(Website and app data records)
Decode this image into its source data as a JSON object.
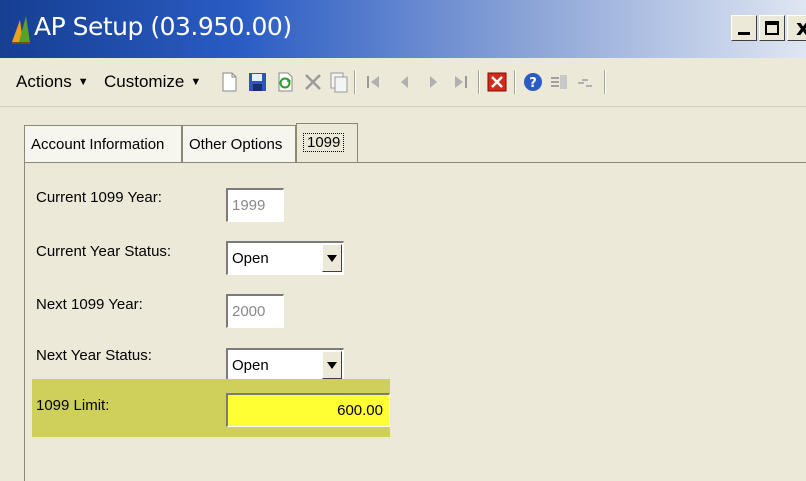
{
  "window": {
    "title": "AP Setup (03.950.00)",
    "logo_icon": "app-logo-icon",
    "buttons": [
      "minimize-icon",
      "maximize-icon",
      "close-icon"
    ]
  },
  "toolbar": {
    "actions_label": "Actions",
    "customize_label": "Customize",
    "icons": [
      "new-icon",
      "save-icon",
      "refresh-icon",
      "delete-icon",
      "copy-icon",
      "first-icon",
      "previous-icon",
      "next-icon",
      "last-icon",
      "cancel-icon",
      "help-icon",
      "note-icon",
      "link-icon"
    ]
  },
  "tabs": [
    {
      "label": "Account Information"
    },
    {
      "label": "Other Options"
    },
    {
      "label": "1099",
      "active": true
    }
  ],
  "form": {
    "current_year_label": "Current 1099 Year:",
    "current_year_value": "1999",
    "current_status_label": "Current Year Status:",
    "current_status_value": "Open",
    "next_year_label": "Next 1099 Year:",
    "next_year_value": "2000",
    "next_status_label": "Next Year Status:",
    "next_status_value": "Open",
    "limit_label": "1099 Limit:",
    "limit_value": "600.00"
  },
  "colors": {
    "highlight": "#cfd05a",
    "limit_field": "#ffff33",
    "title_gradient_start": "#163f92"
  }
}
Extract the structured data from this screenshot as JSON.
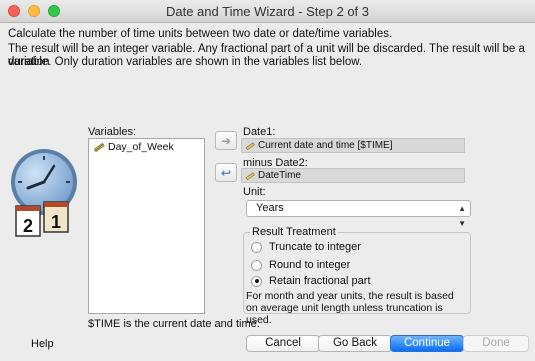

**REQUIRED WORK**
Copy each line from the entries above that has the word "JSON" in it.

**RESPONSE**
Decode this image into its source data as a JSON object.
Extract the structured data from this screenshot as JSON.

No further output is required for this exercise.